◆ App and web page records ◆
* * * * * * *

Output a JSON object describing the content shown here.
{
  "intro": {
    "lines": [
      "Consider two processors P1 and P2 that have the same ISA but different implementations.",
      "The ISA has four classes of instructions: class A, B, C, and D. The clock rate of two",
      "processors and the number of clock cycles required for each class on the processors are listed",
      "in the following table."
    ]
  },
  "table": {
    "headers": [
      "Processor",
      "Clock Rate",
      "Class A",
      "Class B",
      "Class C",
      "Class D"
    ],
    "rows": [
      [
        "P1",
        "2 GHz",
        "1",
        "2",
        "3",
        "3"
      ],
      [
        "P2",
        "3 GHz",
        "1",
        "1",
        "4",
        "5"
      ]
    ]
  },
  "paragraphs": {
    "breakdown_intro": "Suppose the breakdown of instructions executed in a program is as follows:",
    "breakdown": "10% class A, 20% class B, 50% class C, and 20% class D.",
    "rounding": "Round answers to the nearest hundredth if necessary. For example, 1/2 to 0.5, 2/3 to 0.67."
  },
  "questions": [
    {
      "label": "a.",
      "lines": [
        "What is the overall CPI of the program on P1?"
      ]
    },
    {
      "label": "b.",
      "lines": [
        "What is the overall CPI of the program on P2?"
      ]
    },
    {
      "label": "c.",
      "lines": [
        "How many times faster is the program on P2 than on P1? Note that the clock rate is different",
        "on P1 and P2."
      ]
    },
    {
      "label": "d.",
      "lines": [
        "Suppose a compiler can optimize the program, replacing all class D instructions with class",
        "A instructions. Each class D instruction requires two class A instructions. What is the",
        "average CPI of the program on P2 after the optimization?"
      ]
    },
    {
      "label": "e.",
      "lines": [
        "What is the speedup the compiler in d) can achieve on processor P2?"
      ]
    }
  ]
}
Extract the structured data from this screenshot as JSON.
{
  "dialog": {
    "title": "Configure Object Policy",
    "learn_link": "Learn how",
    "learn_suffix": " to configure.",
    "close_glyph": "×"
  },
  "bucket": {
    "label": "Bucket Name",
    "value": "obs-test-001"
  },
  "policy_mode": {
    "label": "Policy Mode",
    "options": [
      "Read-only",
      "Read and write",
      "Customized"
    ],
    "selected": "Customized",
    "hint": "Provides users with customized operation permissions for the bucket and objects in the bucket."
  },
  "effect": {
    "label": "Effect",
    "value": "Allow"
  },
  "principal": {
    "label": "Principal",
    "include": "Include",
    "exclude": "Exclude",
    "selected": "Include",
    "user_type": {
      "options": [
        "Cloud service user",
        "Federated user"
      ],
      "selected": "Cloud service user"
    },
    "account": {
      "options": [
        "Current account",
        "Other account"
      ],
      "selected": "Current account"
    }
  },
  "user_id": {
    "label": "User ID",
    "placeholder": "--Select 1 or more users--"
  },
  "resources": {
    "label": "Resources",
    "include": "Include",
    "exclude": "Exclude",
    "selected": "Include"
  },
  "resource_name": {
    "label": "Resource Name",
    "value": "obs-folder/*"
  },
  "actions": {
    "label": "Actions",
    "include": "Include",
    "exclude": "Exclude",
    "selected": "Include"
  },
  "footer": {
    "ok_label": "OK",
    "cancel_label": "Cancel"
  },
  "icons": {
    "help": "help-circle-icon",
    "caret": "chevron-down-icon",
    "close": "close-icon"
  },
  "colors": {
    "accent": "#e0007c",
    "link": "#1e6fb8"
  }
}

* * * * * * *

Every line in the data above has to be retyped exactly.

Output a JSON object describing the content shown here.
{
  "intro": {
    "lines": [
      "Consider two processors P1 and P2 that have the same ISA but different implementations.",
      "The ISA has four classes of instructions: class A, B, C, and D. The clock rate of two",
      "processors and the number of clock cycles required for each class on the processors are listed",
      "in the following table."
    ]
  },
  "table": {
    "headers": [
      "Processor",
      "Clock Rate",
      "Class A",
      "Class B",
      "Class C",
      "Class D"
    ],
    "rows": [
      [
        "P1",
        "2 GHz",
        "1",
        "2",
        "3",
        "3"
      ],
      [
        "P2",
        "3 GHz",
        "1",
        "1",
        "4",
        "5"
      ]
    ]
  },
  "paragraphs": {
    "breakdown_intro": "Suppose the breakdown of instructions executed in a program is as follows:",
    "breakdown": "10% class A, 20% class B, 50% class C, and 20% class D.",
    "rounding": "Round answers to the nearest hundredth if necessary. For example, 1/2 to 0.5, 2/3 to 0.67."
  },
  "questions": [
    {
      "label": "a.",
      "lines": [
        "What is the overall CPI of the program on P1?"
      ]
    },
    {
      "label": "b.",
      "lines": [
        "What is the overall CPI of the program on P2?"
      ]
    },
    {
      "label": "c.",
      "lines": [
        "How many times faster is the program on P2 than on P1? Note that the clock rate is different",
        "on P1 and P2."
      ]
    },
    {
      "label": "d.",
      "lines": [
        "Suppose a compiler can optimize the program, replacing all class D instructions with class",
        "A instructions. Each class D instruction requires two class A instructions. What is the",
        "average CPI of the program on P2 after the optimization?"
      ]
    },
    {
      "label": "e.",
      "lines": [
        "What is the speedup the compiler in d) can achieve on processor P2?"
      ]
    }
  ]
}
Extract the structured data from this screenshot as JSON.
{
  "dialog": {
    "title": "Configure Object Policy",
    "learn_link": "Learn how",
    "learn_suffix": " to configure.",
    "close_glyph": "×"
  },
  "bucket": {
    "label": "Bucket Name",
    "value": "obs-test-001"
  },
  "policy_mode": {
    "label": "Policy Mode",
    "options": [
      "Read-only",
      "Read and write",
      "Customized"
    ],
    "selected": "Customized",
    "hint": "Provides users with customized operation permissions for the bucket and objects in the bucket."
  },
  "effect": {
    "label": "Effect",
    "value": "Allow"
  },
  "principal": {
    "label": "Principal",
    "include": "Include",
    "exclude": "Exclude",
    "selected": "Include",
    "user_type": {
      "options": [
        "Cloud service user",
        "Federated user"
      ],
      "selected": "Cloud service user"
    },
    "account": {
      "options": [
        "Current account",
        "Other account"
      ],
      "selected": "Current account"
    }
  },
  "user_id": {
    "label": "User ID",
    "placeholder": "--Select 1 or more users--"
  },
  "resources": {
    "label": "Resources",
    "include": "Include",
    "exclude": "Exclude",
    "selected": "Include"
  },
  "resource_name": {
    "label": "Resource Name",
    "value": "obs-folder/*"
  },
  "actions": {
    "label": "Actions",
    "include": "Include",
    "exclude": "Exclude",
    "selected": "Include"
  },
  "footer": {
    "ok_label": "OK",
    "cancel_label": "Cancel"
  },
  "icons": {
    "help": "help-circle-icon",
    "caret": "chevron-down-icon",
    "close": "close-icon"
  },
  "colors": {
    "accent": "#e0007c",
    "link": "#1e6fb8"
  }
}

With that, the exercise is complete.